Owing to the quality of the jokes in Mottley's book, their number increasing with each of the many subsequent editions, any time-worn jest came to be called "a Joe Miller", a Joe-Millerism, or simply a Millerism.
Joke 99 states:
A Lady's Age happening to be questioned, she affirmed she was but Forty, and called upon a Gentleman that was in Company for his Opinion; Cousin, said she, do you believe I am in the Right, when I say I am but Forty? I ought not to dispute it, Madam, reply'd he, for I have heard you say so these ten Years.
Joke 234 speaks of:
A famous teacher of Arithmetick, who had long been married without being able to get his Wife with Child. One said to her ‘Madam, your Husband is an excellent Arithmetician’. ‘Yes, replies she, only he can't multiply.'
Joe Miller was also referred to in James Joyce's "Ulysses" (1922) in the limerick that Lenehan whispers during the Aeolus episode to Stephen Dedalus, the last line of which is "I can't see the Joe Miller. Can you?".
|Wikisource has the text of the 1911 Encyclopædia Britannica article Miller, Joe.|
- Robert Chambers, Book of Days, 15 Aug
- Leonard Feinberg The secret of humor p.159
- Works by Joe Miller at Project Gutenberg
- Works by Joseph Miller at Project Gutenberg
- Works by or about Joe Miller at Internet Archive
- Peter Young, The Data Book of Joe Miller Jokes, ISBN 0-7217-0028-4 ISBN 978-0721700281.
- Joe Miller's Jests or the Wits Vade-Mecum. A facsimile of the original "Joe Miller" (1739). Dover Books, 1963.

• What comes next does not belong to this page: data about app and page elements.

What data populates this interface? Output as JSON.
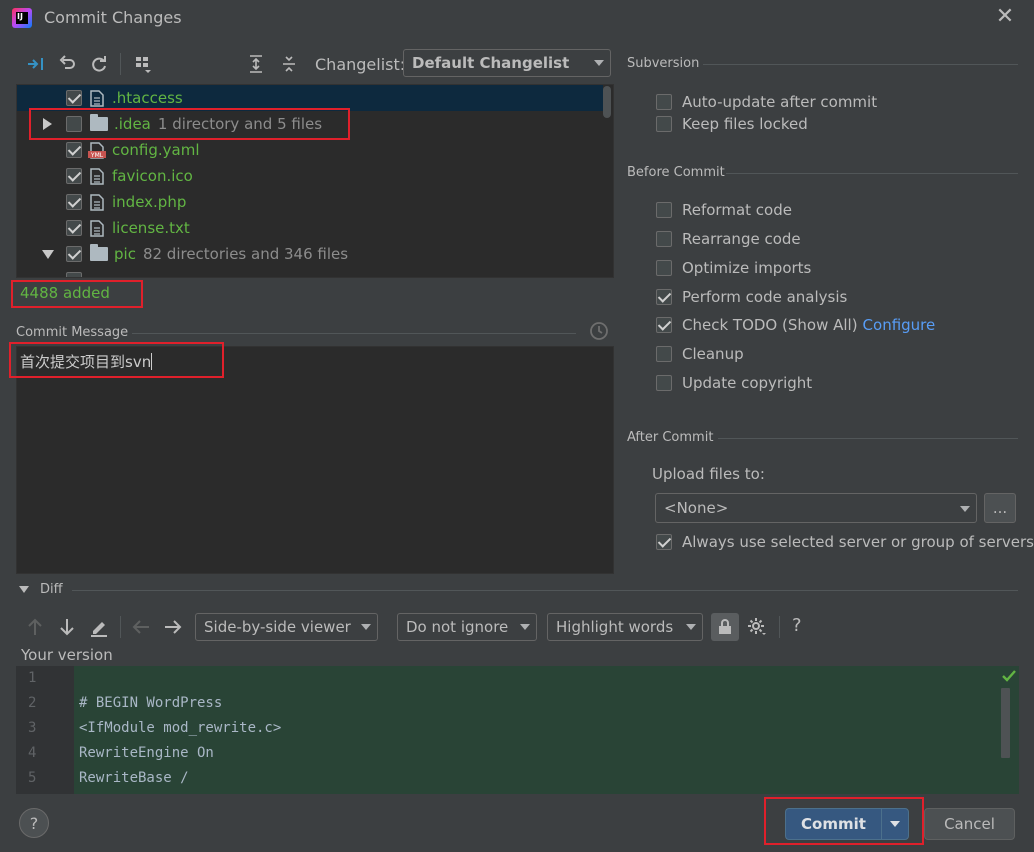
{
  "window": {
    "title": "Commit Changes"
  },
  "toolbar": {
    "changelist_label": "Changelist:",
    "changelist_value": "Default Changelist"
  },
  "tree": {
    "rows": [
      {
        "name": ".htaccess",
        "extra": "",
        "checked": true,
        "kind": "file"
      },
      {
        "name": ".idea",
        "extra": "1 directory and 5 files",
        "checked": false,
        "kind": "folder"
      },
      {
        "name": "config.yaml",
        "extra": "",
        "checked": true,
        "kind": "yaml"
      },
      {
        "name": "favicon.ico",
        "extra": "",
        "checked": true,
        "kind": "file"
      },
      {
        "name": "index.php",
        "extra": "",
        "checked": true,
        "kind": "file"
      },
      {
        "name": "license.txt",
        "extra": "",
        "checked": true,
        "kind": "file"
      },
      {
        "name": "pic",
        "extra": "82 directories and 346 files",
        "checked": true,
        "kind": "folder"
      }
    ],
    "status": "4488 added"
  },
  "commit_message": {
    "label": "Commit Message",
    "text": "首次提交项目到svn"
  },
  "subversion": {
    "label": "Subversion",
    "options": [
      {
        "label": "Auto-update after commit",
        "checked": false
      },
      {
        "label": "Keep files locked",
        "checked": false
      }
    ]
  },
  "before_commit": {
    "label": "Before Commit",
    "options": [
      {
        "label": "Reformat code",
        "checked": false
      },
      {
        "label": "Rearrange code",
        "checked": false
      },
      {
        "label": "Optimize imports",
        "checked": false
      },
      {
        "label": "Perform code analysis",
        "checked": true
      },
      {
        "label": "Check TODO (Show All)",
        "checked": true,
        "link": "Configure"
      },
      {
        "label": "Cleanup",
        "checked": false
      },
      {
        "label": "Update copyright",
        "checked": false
      }
    ]
  },
  "after_commit": {
    "label": "After Commit",
    "upload_label": "Upload files to:",
    "upload_value": "<None>",
    "browse": "...",
    "always_label": "Always use selected server or group of servers",
    "always_checked": true
  },
  "diff": {
    "label": "Diff",
    "viewer": "Side-by-side viewer",
    "ignore": "Do not ignore",
    "highlight": "Highlight words",
    "help": "?",
    "version_label": "Your version",
    "lines": [
      {
        "num": "1",
        "text": ""
      },
      {
        "num": "2",
        "text": "# BEGIN WordPress"
      },
      {
        "num": "3",
        "text": "<IfModule mod_rewrite.c>"
      },
      {
        "num": "4",
        "text": "RewriteEngine On"
      },
      {
        "num": "5",
        "text": "RewriteBase /"
      }
    ]
  },
  "footer": {
    "help": "?",
    "commit": "Commit",
    "cancel": "Cancel"
  },
  "colors": {
    "bg": "#3c3f41",
    "panel": "#2b2b2b",
    "added": "#294436",
    "accent": "#365880",
    "highlight": "#e0202b"
  }
}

- Online version of Joe Miller's Jests (sans introductory material copyrighted by Dover Books)
- Scott William Peterson, The Best Medicine.